> [Exercise description] Search the records for the string "Access" and return each line that has it.

> [Data about app and page elements]
= Beginning of Section =

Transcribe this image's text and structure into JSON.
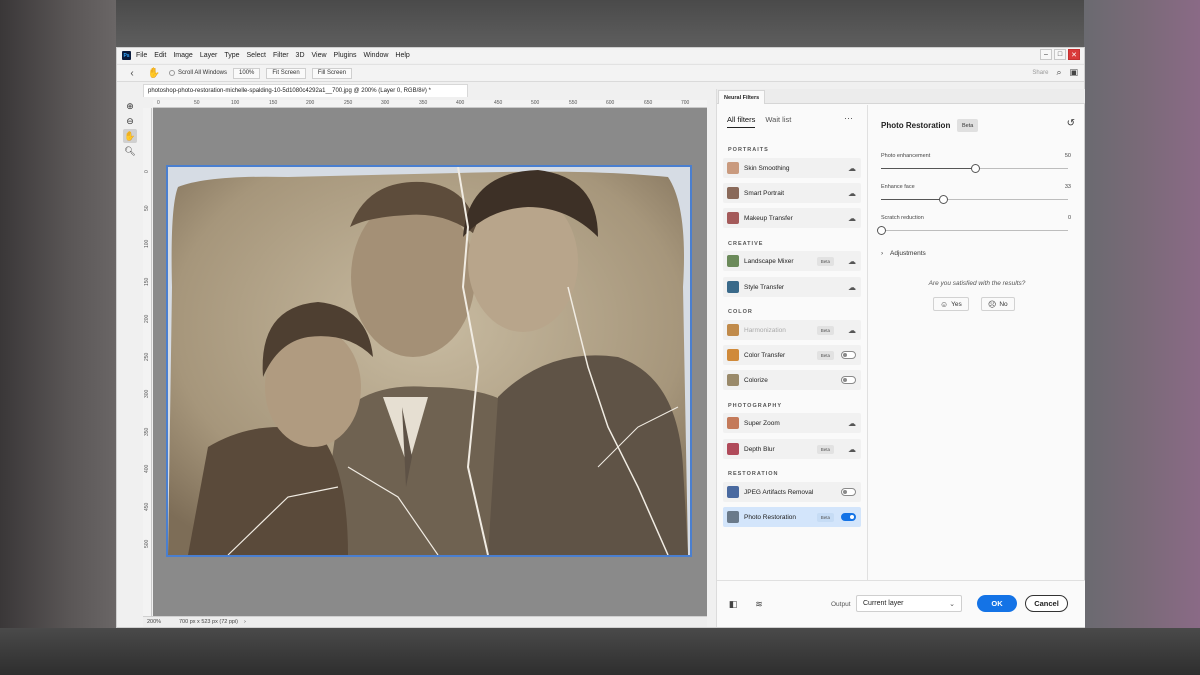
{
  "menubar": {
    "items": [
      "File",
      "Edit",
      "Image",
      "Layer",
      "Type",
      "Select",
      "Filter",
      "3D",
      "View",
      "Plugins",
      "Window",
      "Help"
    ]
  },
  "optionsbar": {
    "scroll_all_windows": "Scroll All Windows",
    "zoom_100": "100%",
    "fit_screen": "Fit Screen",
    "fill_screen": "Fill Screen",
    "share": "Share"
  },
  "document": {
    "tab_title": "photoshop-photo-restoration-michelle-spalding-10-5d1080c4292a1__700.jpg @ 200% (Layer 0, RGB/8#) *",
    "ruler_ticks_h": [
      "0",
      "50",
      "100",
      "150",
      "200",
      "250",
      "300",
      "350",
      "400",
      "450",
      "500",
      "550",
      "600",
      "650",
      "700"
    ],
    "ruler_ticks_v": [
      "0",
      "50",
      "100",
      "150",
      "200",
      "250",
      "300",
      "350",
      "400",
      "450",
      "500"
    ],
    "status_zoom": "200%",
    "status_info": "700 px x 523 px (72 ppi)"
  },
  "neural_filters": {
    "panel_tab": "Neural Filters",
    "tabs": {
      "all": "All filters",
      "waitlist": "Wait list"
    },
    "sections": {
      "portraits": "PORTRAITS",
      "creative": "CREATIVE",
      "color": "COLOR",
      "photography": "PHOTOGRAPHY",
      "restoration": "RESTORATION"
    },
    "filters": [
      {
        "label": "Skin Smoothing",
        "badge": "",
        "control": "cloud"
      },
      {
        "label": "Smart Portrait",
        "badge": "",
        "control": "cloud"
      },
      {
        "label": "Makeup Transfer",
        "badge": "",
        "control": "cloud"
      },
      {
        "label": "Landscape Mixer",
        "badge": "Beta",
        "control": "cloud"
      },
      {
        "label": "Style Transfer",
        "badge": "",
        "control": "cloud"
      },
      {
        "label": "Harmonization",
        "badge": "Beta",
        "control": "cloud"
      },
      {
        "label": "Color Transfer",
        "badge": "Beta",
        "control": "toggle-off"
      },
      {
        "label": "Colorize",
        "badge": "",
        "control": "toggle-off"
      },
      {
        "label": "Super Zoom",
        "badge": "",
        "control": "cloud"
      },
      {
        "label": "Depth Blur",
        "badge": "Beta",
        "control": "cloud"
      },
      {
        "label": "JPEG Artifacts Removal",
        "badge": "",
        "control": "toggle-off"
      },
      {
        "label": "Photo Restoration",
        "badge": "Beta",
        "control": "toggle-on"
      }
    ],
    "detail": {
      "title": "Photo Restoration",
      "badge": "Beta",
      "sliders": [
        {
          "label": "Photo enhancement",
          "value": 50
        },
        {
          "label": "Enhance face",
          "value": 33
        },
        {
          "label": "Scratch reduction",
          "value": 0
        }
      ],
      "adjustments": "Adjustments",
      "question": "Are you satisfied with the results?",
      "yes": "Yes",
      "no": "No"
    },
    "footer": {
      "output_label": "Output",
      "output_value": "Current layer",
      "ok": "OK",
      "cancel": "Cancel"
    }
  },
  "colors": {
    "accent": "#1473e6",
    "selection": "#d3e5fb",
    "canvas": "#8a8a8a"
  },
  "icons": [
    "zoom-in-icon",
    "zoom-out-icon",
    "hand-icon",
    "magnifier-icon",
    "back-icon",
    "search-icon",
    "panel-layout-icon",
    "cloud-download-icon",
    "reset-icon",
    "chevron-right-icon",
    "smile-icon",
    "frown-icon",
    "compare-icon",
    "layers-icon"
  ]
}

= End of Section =
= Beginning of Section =

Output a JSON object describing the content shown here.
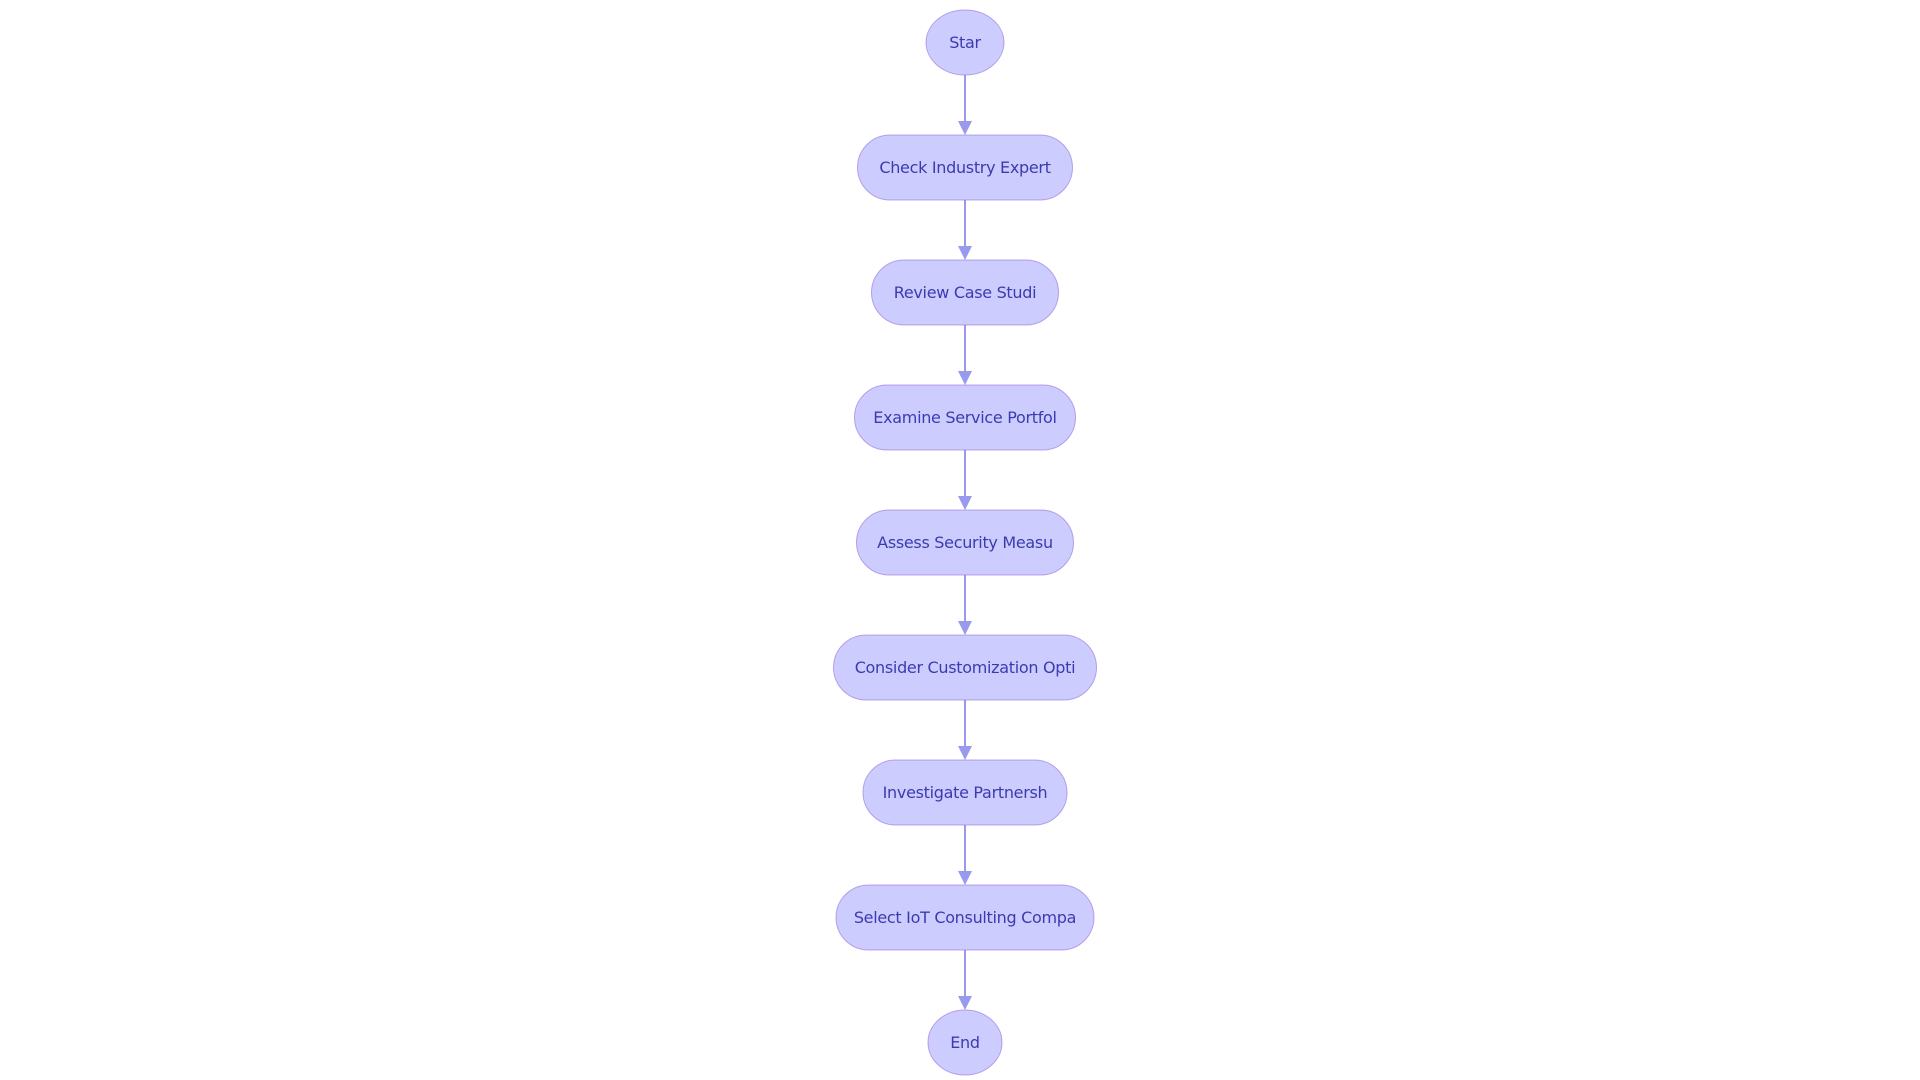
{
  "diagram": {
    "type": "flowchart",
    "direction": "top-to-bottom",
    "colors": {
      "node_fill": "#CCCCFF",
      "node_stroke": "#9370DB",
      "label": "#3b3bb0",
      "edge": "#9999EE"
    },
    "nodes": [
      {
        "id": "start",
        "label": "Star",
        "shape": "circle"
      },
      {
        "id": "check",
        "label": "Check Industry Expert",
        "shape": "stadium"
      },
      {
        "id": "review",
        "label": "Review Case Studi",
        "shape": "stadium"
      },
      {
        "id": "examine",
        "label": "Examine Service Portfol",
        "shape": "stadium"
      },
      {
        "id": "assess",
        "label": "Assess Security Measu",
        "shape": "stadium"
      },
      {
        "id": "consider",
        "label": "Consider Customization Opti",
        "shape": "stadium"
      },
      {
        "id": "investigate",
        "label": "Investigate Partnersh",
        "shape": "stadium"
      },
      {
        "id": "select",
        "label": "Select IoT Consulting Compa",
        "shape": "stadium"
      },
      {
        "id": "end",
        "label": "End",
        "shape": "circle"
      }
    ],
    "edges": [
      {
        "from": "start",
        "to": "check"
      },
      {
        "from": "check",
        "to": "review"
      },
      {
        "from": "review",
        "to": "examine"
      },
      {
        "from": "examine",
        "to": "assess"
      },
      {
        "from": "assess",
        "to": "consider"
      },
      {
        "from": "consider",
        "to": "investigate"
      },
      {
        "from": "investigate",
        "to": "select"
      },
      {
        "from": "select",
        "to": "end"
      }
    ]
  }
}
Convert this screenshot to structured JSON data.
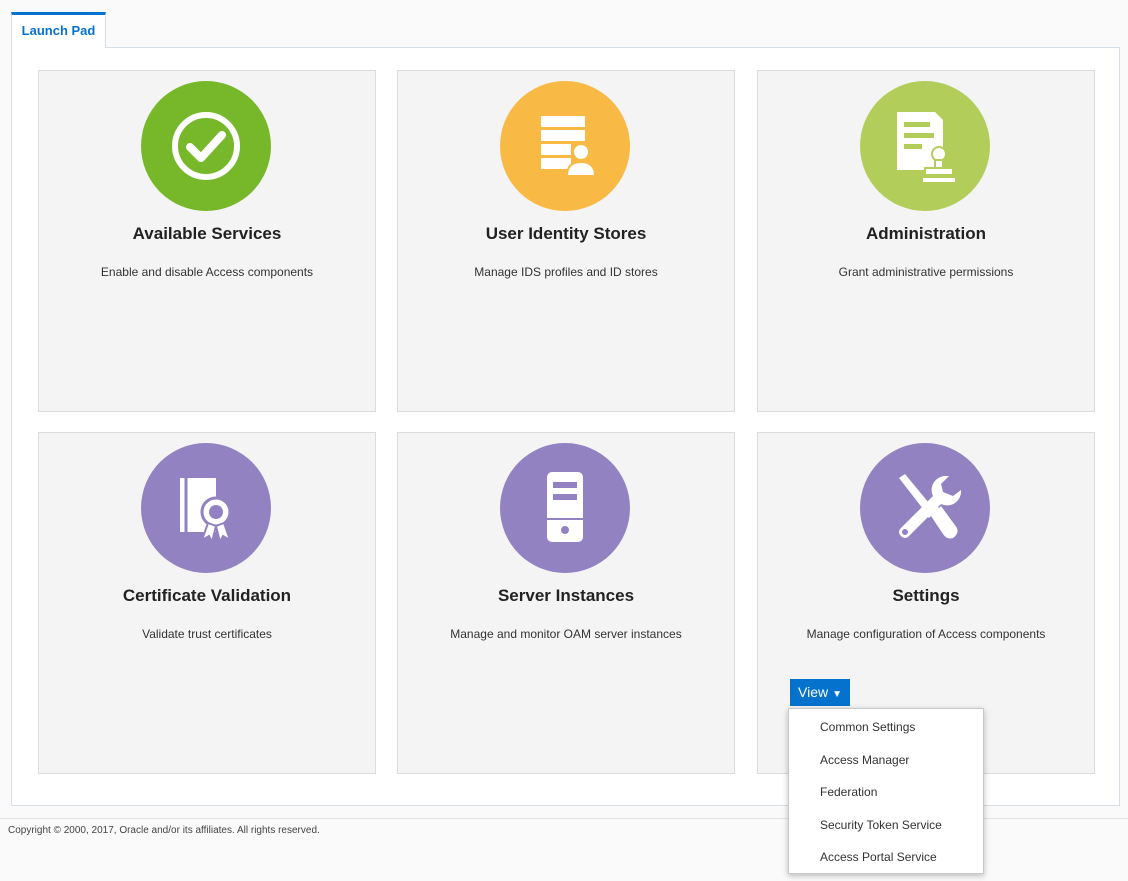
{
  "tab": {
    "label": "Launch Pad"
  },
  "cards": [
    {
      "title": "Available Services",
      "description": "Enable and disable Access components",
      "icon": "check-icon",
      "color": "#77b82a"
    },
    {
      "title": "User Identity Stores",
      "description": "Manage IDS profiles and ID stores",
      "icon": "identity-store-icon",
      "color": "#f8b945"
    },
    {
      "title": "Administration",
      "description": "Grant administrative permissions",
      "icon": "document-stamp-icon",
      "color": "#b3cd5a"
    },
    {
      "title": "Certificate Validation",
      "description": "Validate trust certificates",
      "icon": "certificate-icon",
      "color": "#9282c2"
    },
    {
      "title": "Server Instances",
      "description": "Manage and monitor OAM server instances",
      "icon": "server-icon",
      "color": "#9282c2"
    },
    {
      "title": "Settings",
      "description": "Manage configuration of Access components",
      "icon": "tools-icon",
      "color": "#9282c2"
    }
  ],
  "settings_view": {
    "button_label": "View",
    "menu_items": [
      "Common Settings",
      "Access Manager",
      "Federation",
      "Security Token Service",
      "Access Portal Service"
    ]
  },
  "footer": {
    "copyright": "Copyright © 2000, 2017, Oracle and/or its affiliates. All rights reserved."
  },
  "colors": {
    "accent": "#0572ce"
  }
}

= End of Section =

> [Response area]
      "description": "Enable and disable Access components",
      "description": "Manage configuration of Access components",
      "Access Manager",
      "Access Portal Service"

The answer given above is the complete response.